The main character of the hand-written diary is a Japanese-American, teenage girl who has been snatched from her privileged, middle class, California upbringing and is stuck back into the lower strata of Tokyo society, all because her family is on brink of falling apart, due to sudden life changes. As the outsider in her new, Japanese school and neighborhood, the teenager is bullied and taunted into almost submission and degradation by her peers, until her 104 year old, great-grandmother, a secluded Zen Buddhist nun, rescues her. In this twist of fate, the girl learns to look below the surface of her changing world and family to realize her place is a valuable cog in the time machine of life.
Near the end of the novel, I was a bit miffed and confused by the seemingly sidetracked description of quantum physics, which seeks to engage the novelist character in ways to explain the bizarre connection of her life and the existence of the girl in Tokyo. After concluding the novel, I was struck that this explanation of the universe was the author's means to make sense for the reader, the storyline and character development, which is excellent.

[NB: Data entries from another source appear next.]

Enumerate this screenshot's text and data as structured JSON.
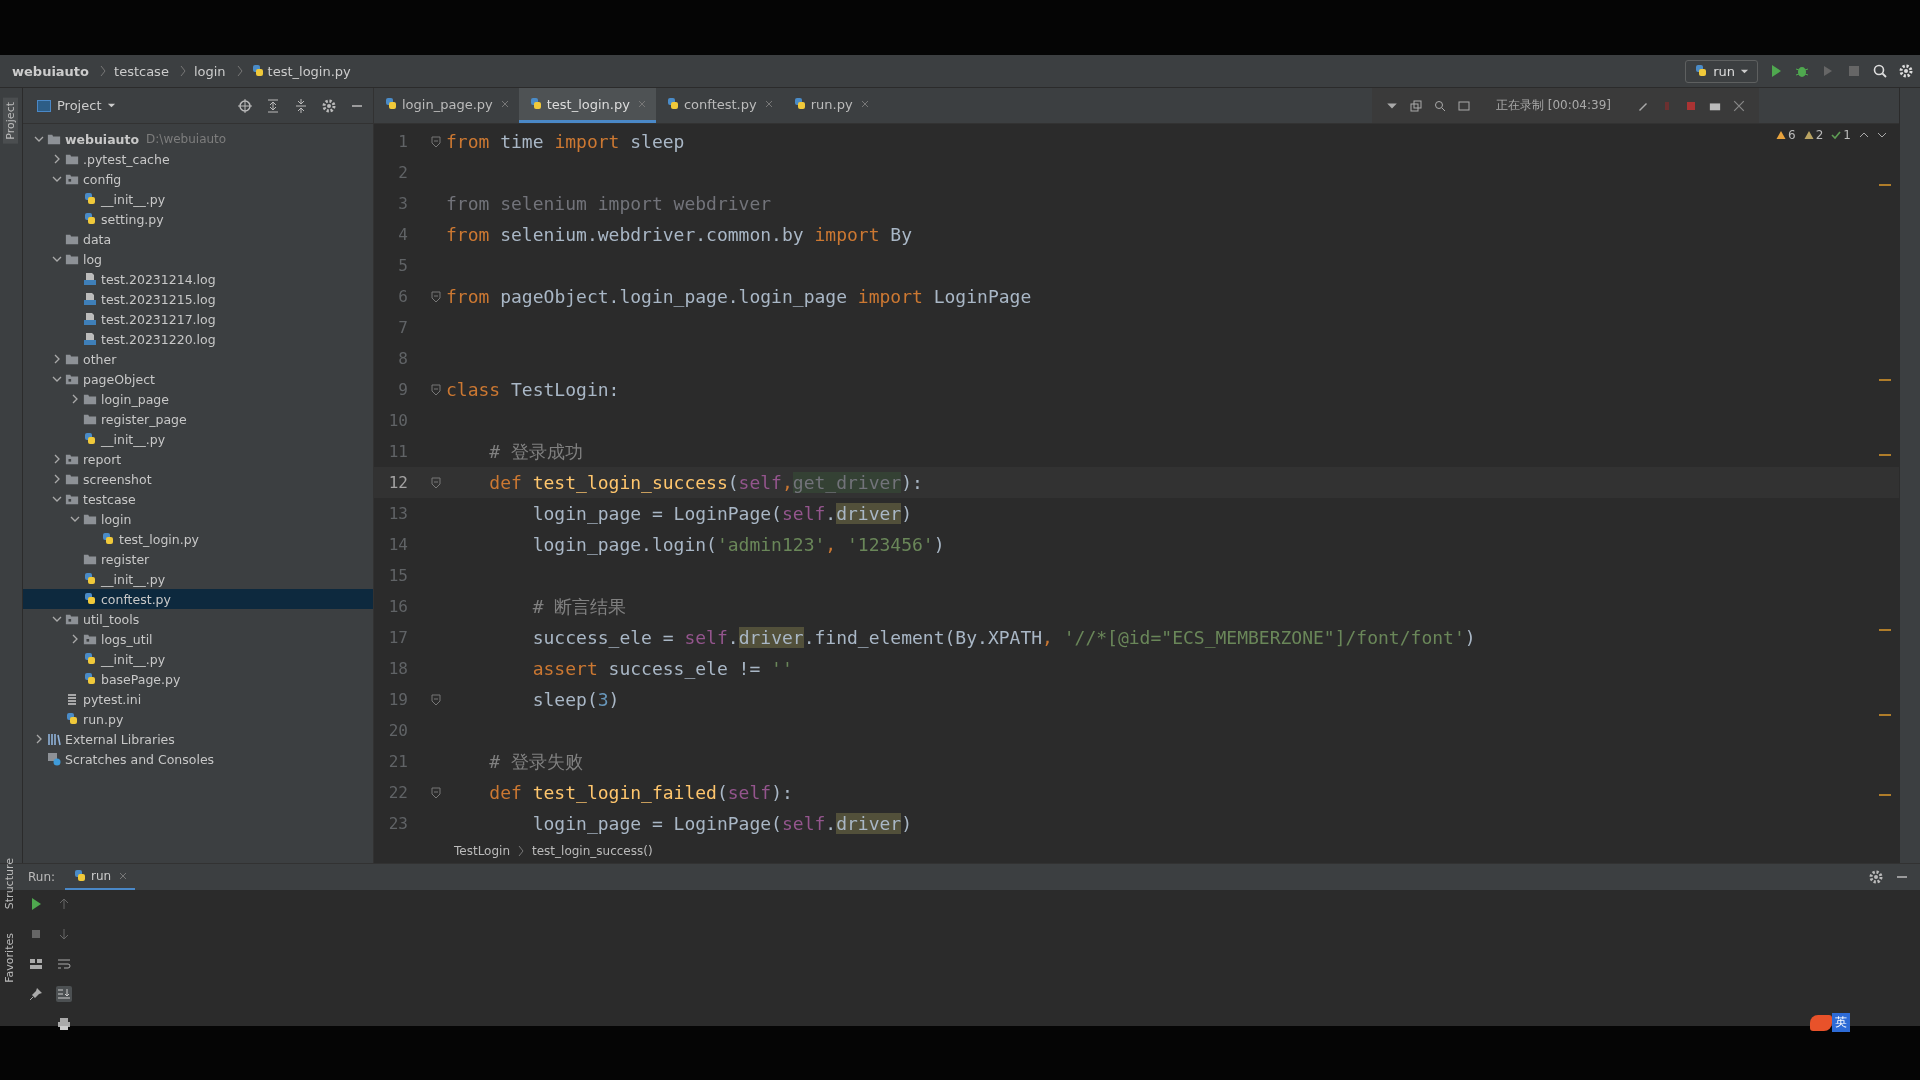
{
  "breadcrumb": [
    {
      "label": "webuiauto",
      "kind": "root"
    },
    {
      "label": "testcase",
      "kind": "dir"
    },
    {
      "label": "login",
      "kind": "dir"
    },
    {
      "label": "test_login.py",
      "kind": "file"
    }
  ],
  "run_config": {
    "label": "run"
  },
  "project_panel": {
    "title": "Project"
  },
  "tabs": [
    {
      "label": "login_page.py",
      "selected": false
    },
    {
      "label": "test_login.py",
      "selected": true
    },
    {
      "label": "conftest.py",
      "selected": false
    },
    {
      "label": "run.py",
      "selected": false
    }
  ],
  "recorder": {
    "status": "正在录制 [00:04:39]"
  },
  "inspections": [
    {
      "kind": "warning",
      "count": "6"
    },
    {
      "kind": "weak",
      "count": "2"
    },
    {
      "kind": "ok",
      "count": "1"
    }
  ],
  "tree": [
    {
      "label": "webuiauto",
      "hint": "D:\\webuiauto",
      "kind": "folder",
      "expanded": true,
      "selected": false,
      "children": [
        {
          "label": ".pytest_cache",
          "kind": "folder",
          "expanded": false,
          "selected": false
        },
        {
          "label": "config",
          "kind": "package",
          "expanded": true,
          "selected": false,
          "children": [
            {
              "label": "__init__.py",
              "kind": "py",
              "selected": false
            },
            {
              "label": "setting.py",
              "kind": "py",
              "selected": false
            }
          ]
        },
        {
          "label": "data",
          "kind": "folder",
          "selected": false
        },
        {
          "label": "log",
          "kind": "folder",
          "expanded": true,
          "selected": false,
          "children": [
            {
              "label": "test.20231214.log",
              "kind": "log",
              "selected": false
            },
            {
              "label": "test.20231215.log",
              "kind": "log",
              "selected": false
            },
            {
              "label": "test.20231217.log",
              "kind": "log",
              "selected": false
            },
            {
              "label": "test.20231220.log",
              "kind": "log",
              "selected": false
            }
          ]
        },
        {
          "label": "other",
          "kind": "folder",
          "expanded": false,
          "selected": false
        },
        {
          "label": "pageObject",
          "kind": "package",
          "expanded": true,
          "selected": false,
          "children": [
            {
              "label": "login_page",
              "kind": "folder",
              "expanded": false,
              "selected": false
            },
            {
              "label": "register_page",
              "kind": "folder",
              "selected": false
            },
            {
              "label": "__init__.py",
              "kind": "py",
              "selected": false
            }
          ]
        },
        {
          "label": "report",
          "kind": "package",
          "expanded": false,
          "selected": false
        },
        {
          "label": "screenshot",
          "kind": "folder",
          "expanded": false,
          "selected": false
        },
        {
          "label": "testcase",
          "kind": "package",
          "expanded": true,
          "selected": false,
          "children": [
            {
              "label": "login",
              "kind": "folder",
              "expanded": true,
              "selected": false,
              "children": [
                {
                  "label": "test_login.py",
                  "kind": "py",
                  "selected": false
                }
              ]
            },
            {
              "label": "register",
              "kind": "folder",
              "selected": false
            },
            {
              "label": "__init__.py",
              "kind": "py",
              "selected": false
            },
            {
              "label": "conftest.py",
              "kind": "py",
              "selected": true
            }
          ]
        },
        {
          "label": "util_tools",
          "kind": "package",
          "expanded": true,
          "selected": false,
          "children": [
            {
              "label": "logs_util",
              "kind": "package",
              "expanded": false,
              "selected": false
            },
            {
              "label": "__init__.py",
              "kind": "py",
              "selected": false
            },
            {
              "label": "basePage.py",
              "kind": "py",
              "selected": false
            }
          ]
        },
        {
          "label": "pytest.ini",
          "kind": "ini",
          "selected": false
        },
        {
          "label": "run.py",
          "kind": "py",
          "selected": false
        }
      ]
    },
    {
      "label": "External Libraries",
      "kind": "lib",
      "expanded": false,
      "selected": false
    },
    {
      "label": "Scratches and Consoles",
      "kind": "scratch",
      "selected": false
    }
  ],
  "code": [
    {
      "num": "1",
      "fold": true,
      "current": false,
      "tokens": [
        {
          "t": "from",
          "kind": "keyword"
        },
        {
          "t": " time ",
          "kind": "plain"
        },
        {
          "t": "import",
          "kind": "keyword"
        },
        {
          "t": " sleep",
          "kind": "plain"
        }
      ]
    },
    {
      "num": "2",
      "fold": false,
      "current": false
    },
    {
      "num": "3",
      "fold": false,
      "current": false,
      "tokens": [
        {
          "t": "from selenium import webdriver",
          "kind": "unused"
        }
      ]
    },
    {
      "num": "4",
      "fold": false,
      "current": false,
      "tokens": [
        {
          "t": "from",
          "kind": "keyword"
        },
        {
          "t": " selenium.webdriver.common.by ",
          "kind": "plain"
        },
        {
          "t": "import",
          "kind": "keyword"
        },
        {
          "t": " By",
          "kind": "plain"
        }
      ]
    },
    {
      "num": "5",
      "fold": false,
      "current": false
    },
    {
      "num": "6",
      "fold": true,
      "current": false,
      "tokens": [
        {
          "t": "from",
          "kind": "keyword"
        },
        {
          "t": " pageObject.login_page.login_page ",
          "kind": "plain"
        },
        {
          "t": "import",
          "kind": "keyword"
        },
        {
          "t": " LoginPage",
          "kind": "plain"
        }
      ]
    },
    {
      "num": "7",
      "fold": false,
      "current": false
    },
    {
      "num": "8",
      "fold": false,
      "current": false
    },
    {
      "num": "9",
      "fold": true,
      "current": false,
      "tokens": [
        {
          "t": "class",
          "kind": "keyword"
        },
        {
          "t": " TestLogin:",
          "kind": "plain"
        }
      ]
    },
    {
      "num": "10",
      "fold": false,
      "current": false
    },
    {
      "num": "11",
      "fold": false,
      "current": false,
      "tokens": [
        {
          "t": "    # 登录成功",
          "kind": "comment"
        }
      ]
    },
    {
      "num": "12",
      "fold": true,
      "current": true,
      "tokens": [
        {
          "t": "    def",
          "kind": "keyword"
        },
        {
          "t": " test_login_success",
          "kind": "function"
        },
        {
          "t": "(",
          "kind": "plain"
        },
        {
          "t": "self",
          "kind": "self"
        },
        {
          "t": ",",
          "kind": "punct"
        },
        {
          "t": "get_driver",
          "kind": "param"
        },
        {
          "t": "):",
          "kind": "plain"
        }
      ]
    },
    {
      "num": "13",
      "fold": false,
      "current": false,
      "tokens": [
        {
          "t": "        login_page = LoginPage(",
          "kind": "plain"
        },
        {
          "t": "self",
          "kind": "self"
        },
        {
          "t": ".",
          "kind": "plain"
        },
        {
          "t": "driver",
          "kind": "usage"
        },
        {
          "t": ")",
          "kind": "plain"
        }
      ]
    },
    {
      "num": "14",
      "fold": false,
      "current": false,
      "tokens": [
        {
          "t": "        login_page.login(",
          "kind": "plain"
        },
        {
          "t": "'admin123'",
          "kind": "string"
        },
        {
          "t": ", ",
          "kind": "punct"
        },
        {
          "t": "'123456'",
          "kind": "string"
        },
        {
          "t": ")",
          "kind": "plain"
        }
      ]
    },
    {
      "num": "15",
      "fold": false,
      "current": false
    },
    {
      "num": "16",
      "fold": false,
      "current": false,
      "tokens": [
        {
          "t": "        # 断言结果",
          "kind": "comment"
        }
      ]
    },
    {
      "num": "17",
      "fold": false,
      "current": false,
      "tokens": [
        {
          "t": "        success_ele = ",
          "kind": "plain"
        },
        {
          "t": "self",
          "kind": "self"
        },
        {
          "t": ".",
          "kind": "plain"
        },
        {
          "t": "driver",
          "kind": "usage"
        },
        {
          "t": ".find_element(By.XPATH",
          "kind": "plain"
        },
        {
          "t": ", ",
          "kind": "punct"
        },
        {
          "t": "'//*[@id=\"ECS_MEMBERZONE\"]/font/font'",
          "kind": "string"
        },
        {
          "t": ")",
          "kind": "plain"
        }
      ]
    },
    {
      "num": "18",
      "fold": false,
      "current": false,
      "tokens": [
        {
          "t": "        assert",
          "kind": "keyword"
        },
        {
          "t": " success_ele != ",
          "kind": "plain"
        },
        {
          "t": "''",
          "kind": "string"
        }
      ]
    },
    {
      "num": "19",
      "fold": true,
      "current": false,
      "tokens": [
        {
          "t": "        sleep(",
          "kind": "plain"
        },
        {
          "t": "3",
          "kind": "number"
        },
        {
          "t": ")",
          "kind": "plain"
        }
      ]
    },
    {
      "num": "20",
      "fold": false,
      "current": false
    },
    {
      "num": "21",
      "fold": false,
      "current": false,
      "tokens": [
        {
          "t": "    # 登录失败",
          "kind": "comment"
        }
      ]
    },
    {
      "num": "22",
      "fold": true,
      "current": false,
      "tokens": [
        {
          "t": "    def",
          "kind": "keyword"
        },
        {
          "t": " test_login_failed",
          "kind": "function"
        },
        {
          "t": "(",
          "kind": "plain"
        },
        {
          "t": "self",
          "kind": "self"
        },
        {
          "t": "):",
          "kind": "plain"
        }
      ]
    },
    {
      "num": "23",
      "fold": false,
      "current": false,
      "tokens": [
        {
          "t": "        login_page = LoginPage(",
          "kind": "plain"
        },
        {
          "t": "self",
          "kind": "self"
        },
        {
          "t": ".",
          "kind": "plain"
        },
        {
          "t": "driver",
          "kind": "usage"
        },
        {
          "t": ")",
          "kind": "plain"
        }
      ]
    }
  ],
  "editor_breadcrumb": [
    "TestLogin",
    "test_login_success()"
  ],
  "run_panel": {
    "title": "Run:",
    "tabs": [
      {
        "label": "run",
        "selected": true
      }
    ]
  },
  "side_tabs": [
    {
      "label": "Project",
      "selected": true
    },
    {
      "label": "Structure",
      "selected": false
    },
    {
      "label": "Favorites",
      "selected": false
    }
  ],
  "ime": {
    "label": "英"
  }
}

This is not a book for those who like straight-forward plots or characters with neat endings. There is really no end to one's thoughts about this novel. Ms. Ozeki constructs her conclusion to be an open-ended question about life itself. Since I lived many years in the Far East, entrenched in a new philosophy that was not akin to my New England upbringing, I can appreciate the meanderings of Ms. Ozeki's novel. I still like to reflect on some this novel's quotes and conjure up how this tale could not have been different from what it was, since time is relative and it can still not be fully explained to suit one's perception of themselves and their worlds.

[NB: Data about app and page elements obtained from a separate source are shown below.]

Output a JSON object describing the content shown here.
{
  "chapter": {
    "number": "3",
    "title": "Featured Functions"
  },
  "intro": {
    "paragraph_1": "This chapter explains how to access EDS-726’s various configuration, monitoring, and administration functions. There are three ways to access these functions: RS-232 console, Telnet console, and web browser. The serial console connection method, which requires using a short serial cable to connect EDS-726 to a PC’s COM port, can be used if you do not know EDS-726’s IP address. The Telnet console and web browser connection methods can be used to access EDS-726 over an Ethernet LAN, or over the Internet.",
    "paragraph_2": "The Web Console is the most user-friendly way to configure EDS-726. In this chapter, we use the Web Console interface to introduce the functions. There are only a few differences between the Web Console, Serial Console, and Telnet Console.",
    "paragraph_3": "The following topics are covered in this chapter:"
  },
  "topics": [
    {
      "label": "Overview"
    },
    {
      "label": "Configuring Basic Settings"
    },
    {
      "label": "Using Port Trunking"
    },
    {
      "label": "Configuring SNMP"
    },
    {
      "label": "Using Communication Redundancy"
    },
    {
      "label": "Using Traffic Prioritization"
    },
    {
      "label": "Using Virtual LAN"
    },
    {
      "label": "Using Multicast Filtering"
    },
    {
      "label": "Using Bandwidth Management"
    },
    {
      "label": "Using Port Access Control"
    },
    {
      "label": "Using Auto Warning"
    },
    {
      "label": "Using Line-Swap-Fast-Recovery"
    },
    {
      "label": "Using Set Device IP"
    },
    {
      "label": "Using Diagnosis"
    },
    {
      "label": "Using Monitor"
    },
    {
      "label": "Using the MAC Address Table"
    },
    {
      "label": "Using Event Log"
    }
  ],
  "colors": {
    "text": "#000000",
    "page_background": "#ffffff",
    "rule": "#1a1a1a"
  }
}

If you enjoy such Asian - North American novels, you would also like the works of Tan Twan Eng or Gail Tsukiyama, to name a few of today's excellent, modern writers about Eastern - Western philosophies.
Most recent customer reviews
Time is defined as "the indefinite continued progress of existence and events in the past, present, and future regarded as a...Read more